_Task description_
Copy the records below exactly as they stand. Leave out the pictures.

━━━━━ Exercise data ━━━━━

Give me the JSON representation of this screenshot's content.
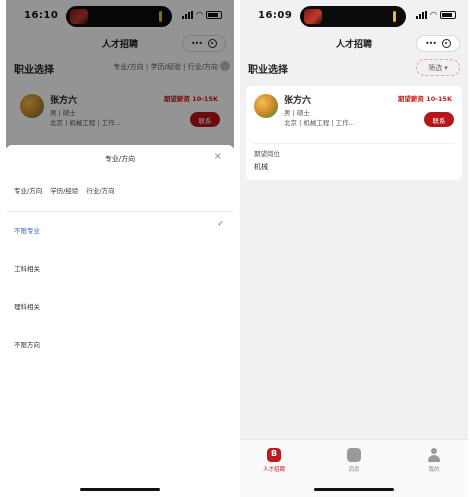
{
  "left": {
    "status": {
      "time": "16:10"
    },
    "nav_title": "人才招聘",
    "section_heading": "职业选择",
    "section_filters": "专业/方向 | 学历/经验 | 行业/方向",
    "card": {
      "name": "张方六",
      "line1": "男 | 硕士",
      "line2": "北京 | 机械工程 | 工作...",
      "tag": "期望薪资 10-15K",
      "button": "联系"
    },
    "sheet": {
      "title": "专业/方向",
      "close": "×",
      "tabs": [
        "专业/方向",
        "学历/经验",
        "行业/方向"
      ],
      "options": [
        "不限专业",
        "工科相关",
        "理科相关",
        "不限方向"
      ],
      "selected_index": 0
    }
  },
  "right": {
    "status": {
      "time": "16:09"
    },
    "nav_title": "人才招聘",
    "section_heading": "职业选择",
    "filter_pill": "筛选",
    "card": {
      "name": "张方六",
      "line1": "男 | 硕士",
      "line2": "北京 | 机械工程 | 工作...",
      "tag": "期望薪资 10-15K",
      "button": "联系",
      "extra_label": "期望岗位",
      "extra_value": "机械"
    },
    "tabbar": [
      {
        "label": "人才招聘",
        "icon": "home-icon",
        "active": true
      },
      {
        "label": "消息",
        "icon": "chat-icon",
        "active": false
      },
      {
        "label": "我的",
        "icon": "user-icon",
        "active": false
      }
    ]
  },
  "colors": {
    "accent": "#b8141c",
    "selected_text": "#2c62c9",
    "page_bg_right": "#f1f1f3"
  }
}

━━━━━

_Result below_
Give me the JSON representation of this screenshot's content.
{
  "left": {
    "status": {
      "time": "16:10"
    },
    "nav_title": "人才招聘",
    "section_heading": "职业选择",
    "section_filters": "专业/方向 | 学历/经验 | 行业/方向",
    "card": {
      "name": "张方六",
      "line1": "男 | 硕士",
      "line2": "北京 | 机械工程 | 工作...",
      "tag": "期望薪资 10-15K",
      "button": "联系"
    },
    "sheet": {
      "title": "专业/方向",
      "close": "×",
      "tabs": [
        "专业/方向",
        "学历/经验",
        "行业/方向"
      ],
      "options": [
        "不限专业",
        "工科相关",
        "理科相关",
        "不限方向"
      ],
      "selected_index": 0
    }
  },
  "right": {
    "status": {
      "time": "16:09"
    },
    "nav_title": "人才招聘",
    "section_heading": "职业选择",
    "filter_pill": "筛选",
    "card": {
      "name": "张方六",
      "line1": "男 | 硕士",
      "line2": "北京 | 机械工程 | 工作...",
      "tag": "期望薪资 10-15K",
      "button": "联系",
      "extra_label": "期望岗位",
      "extra_value": "机械"
    },
    "tabbar": [
      {
        "label": "人才招聘",
        "icon": "home-icon",
        "active": true
      },
      {
        "label": "消息",
        "icon": "chat-icon",
        "active": false
      },
      {
        "label": "我的",
        "icon": "user-icon",
        "active": false
      }
    ]
  },
  "colors": {
    "accent": "#b8141c",
    "selected_text": "#2c62c9",
    "page_bg_right": "#f1f1f3"
  }
}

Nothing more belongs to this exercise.